There’s been a lot of talk in the industry about new super powers for market enforcement, conferred by Congress on FERC in last year’s energy legislation. But this hasn’t been the case entirely....
Kelliher's "Believe It or Not!"
FERC attempts to reform competitive markets.
market competition a high-profile agenda item again. Some cynics believe it was Kelliher, who, they suspect, designed the hearings to appease the pro-competition camp prior to his re-nomination as FERC chair.
Only last year, Kelliher had been extremely neutral on the subject of market structure. While never outwardly opposing electric-market competition or the vertically integrated model, Kelliher last year, in a speech at a New England ISO conference, declared that there were four market structures in the United States—the ultimate political act to appease everyone.
Kelliher also has failed to condition merger approval on RTO membership, which has been seen as a very public retreat on FERC’s previous pro-competition efforts. Of course, Kelliher and his commission also have been very active in reforming RTOs and ISOs.
Given all this, one might find it difficult to know what to believe on whether Kelliher or his commission will be a true champion of the cause. But that’s the fun of this new “politically sensitive” FERC. The show “Ripley’s Believe It or Not!” would present fantastic stories of human endeavor that would challenge our belief of what is possible. FERC has accomplished no less a feat with its ANOPR.
No Guts, No Glory
Although FERC’s ANOPR doesn’t seek to change the world, it is quite remarkable given the political climate. According to FERC press materials, the ANOPR will help the commission identify challenges facing competitive wholesale power markets in regional transmission organizations (RTOs) and independent system operators (ISOs) and propose workable solutions to determine those areas in which the commission has jurisdiction.
In fact, if there is any question as to where Kelliher’s and FERC’s loyalties lie, it would seem to be answered by the FERC chair.
“The nation’s policy is to encourage competition in wholesale power markets and the commission’s fundamental responsibility is to protect consumers from exploitation and manipulation in those markets,” Kelliher said. “The commission relies on both competition and regulation to assure just and reasonable wholesale power prices. Today we propose a package of reforms to strengthen wholesale markets.”
Kelliher also acknowledges that “other wholesale markets are bilateral markets, where wholesale sales are made on a bilateral basis rather than through a centralized auction or exchange. The commission recognizes that these two market structures have their own distinct strengths and weaknesses, and both market structures face competitive challenges.”
The commission is seeking comment on four discrete issues in its ANOPR:
• The role of demand response in organized markets;

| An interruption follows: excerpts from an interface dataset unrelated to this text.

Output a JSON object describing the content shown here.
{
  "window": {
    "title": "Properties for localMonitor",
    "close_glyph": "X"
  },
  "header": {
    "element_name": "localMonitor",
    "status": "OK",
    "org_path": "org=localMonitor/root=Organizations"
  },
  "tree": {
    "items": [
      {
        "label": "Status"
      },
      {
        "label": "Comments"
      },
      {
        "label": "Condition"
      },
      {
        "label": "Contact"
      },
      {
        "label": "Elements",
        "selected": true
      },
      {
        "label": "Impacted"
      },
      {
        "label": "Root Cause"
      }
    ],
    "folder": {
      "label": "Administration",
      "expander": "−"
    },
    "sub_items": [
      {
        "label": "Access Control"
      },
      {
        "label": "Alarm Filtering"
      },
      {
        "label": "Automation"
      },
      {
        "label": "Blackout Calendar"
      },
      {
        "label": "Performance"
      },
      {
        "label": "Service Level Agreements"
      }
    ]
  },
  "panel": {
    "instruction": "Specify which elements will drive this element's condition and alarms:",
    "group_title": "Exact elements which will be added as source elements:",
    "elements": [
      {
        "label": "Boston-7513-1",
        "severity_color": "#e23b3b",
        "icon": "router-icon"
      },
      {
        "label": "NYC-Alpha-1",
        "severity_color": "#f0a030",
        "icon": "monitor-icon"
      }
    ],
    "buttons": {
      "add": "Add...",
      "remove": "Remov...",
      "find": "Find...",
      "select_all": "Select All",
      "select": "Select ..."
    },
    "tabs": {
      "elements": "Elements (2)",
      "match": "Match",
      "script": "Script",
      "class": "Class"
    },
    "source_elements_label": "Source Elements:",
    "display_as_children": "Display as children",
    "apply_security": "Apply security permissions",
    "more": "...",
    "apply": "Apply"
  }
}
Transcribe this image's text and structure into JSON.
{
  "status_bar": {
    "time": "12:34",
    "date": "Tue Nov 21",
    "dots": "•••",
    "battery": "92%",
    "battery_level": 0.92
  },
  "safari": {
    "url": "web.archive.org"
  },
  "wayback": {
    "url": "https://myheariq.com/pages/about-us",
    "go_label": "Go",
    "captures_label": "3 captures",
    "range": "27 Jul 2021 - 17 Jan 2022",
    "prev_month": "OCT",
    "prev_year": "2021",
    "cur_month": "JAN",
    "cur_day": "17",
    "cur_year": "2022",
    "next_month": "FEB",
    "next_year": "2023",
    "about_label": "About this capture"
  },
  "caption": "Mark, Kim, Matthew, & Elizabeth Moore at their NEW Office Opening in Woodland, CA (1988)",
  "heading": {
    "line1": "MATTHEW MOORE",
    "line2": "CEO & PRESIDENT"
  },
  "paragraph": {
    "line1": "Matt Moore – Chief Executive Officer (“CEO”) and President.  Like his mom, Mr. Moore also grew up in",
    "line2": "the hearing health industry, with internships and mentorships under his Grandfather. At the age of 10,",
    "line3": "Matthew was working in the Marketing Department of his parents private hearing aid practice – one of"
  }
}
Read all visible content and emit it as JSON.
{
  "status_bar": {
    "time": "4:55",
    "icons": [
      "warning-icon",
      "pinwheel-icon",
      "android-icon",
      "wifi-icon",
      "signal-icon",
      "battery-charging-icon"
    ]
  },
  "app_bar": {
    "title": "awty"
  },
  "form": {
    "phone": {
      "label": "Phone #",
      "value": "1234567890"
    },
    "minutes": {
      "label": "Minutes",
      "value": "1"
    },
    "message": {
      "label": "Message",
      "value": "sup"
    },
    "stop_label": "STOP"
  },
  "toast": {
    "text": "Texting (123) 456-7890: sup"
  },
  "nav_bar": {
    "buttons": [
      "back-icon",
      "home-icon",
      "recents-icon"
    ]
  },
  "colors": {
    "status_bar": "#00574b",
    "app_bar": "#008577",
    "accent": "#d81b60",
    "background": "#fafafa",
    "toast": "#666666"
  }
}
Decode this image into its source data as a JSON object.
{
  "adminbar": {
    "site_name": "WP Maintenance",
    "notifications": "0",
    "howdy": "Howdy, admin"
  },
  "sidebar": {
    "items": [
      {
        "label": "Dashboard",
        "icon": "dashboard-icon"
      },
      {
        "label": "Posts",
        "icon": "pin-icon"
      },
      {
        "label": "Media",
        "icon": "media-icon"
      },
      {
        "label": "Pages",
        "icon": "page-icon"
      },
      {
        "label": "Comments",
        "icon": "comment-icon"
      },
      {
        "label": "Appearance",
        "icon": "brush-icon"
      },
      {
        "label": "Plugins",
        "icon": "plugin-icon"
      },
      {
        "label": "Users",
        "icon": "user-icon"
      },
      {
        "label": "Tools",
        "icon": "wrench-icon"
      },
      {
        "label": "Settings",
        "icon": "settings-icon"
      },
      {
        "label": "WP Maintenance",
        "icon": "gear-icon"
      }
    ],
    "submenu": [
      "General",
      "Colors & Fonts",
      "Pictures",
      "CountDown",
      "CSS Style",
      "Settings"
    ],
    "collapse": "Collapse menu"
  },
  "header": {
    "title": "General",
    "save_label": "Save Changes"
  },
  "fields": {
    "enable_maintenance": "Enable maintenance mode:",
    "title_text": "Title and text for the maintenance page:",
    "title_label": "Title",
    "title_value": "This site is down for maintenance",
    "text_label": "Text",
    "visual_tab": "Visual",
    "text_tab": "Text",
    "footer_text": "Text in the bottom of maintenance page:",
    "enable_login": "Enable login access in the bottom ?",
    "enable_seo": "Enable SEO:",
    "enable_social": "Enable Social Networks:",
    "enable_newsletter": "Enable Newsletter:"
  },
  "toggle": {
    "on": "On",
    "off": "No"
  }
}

• Increasing opportunities for long-term power contracts;
• Strengthening market monitoring; and
• The responsiveness of RTOs and ISOs to customers and other stakeholders.
The commission reiterated that it is not “seeking to fundamentally redesign organized markets or to appropriate jurisdiction” from its state colleagues.
Putting it in perspective, according to a recent insightful Energy Legal Blog by Gunnar Birgisson, “Each of these issues relates to recent hot topics at the agency. Commissioner Jon Wellinghoff has become a vocal proponent of demand response. An increasingly acrimonious dispute between PJM management and its market monitor has drawn attention to the role of market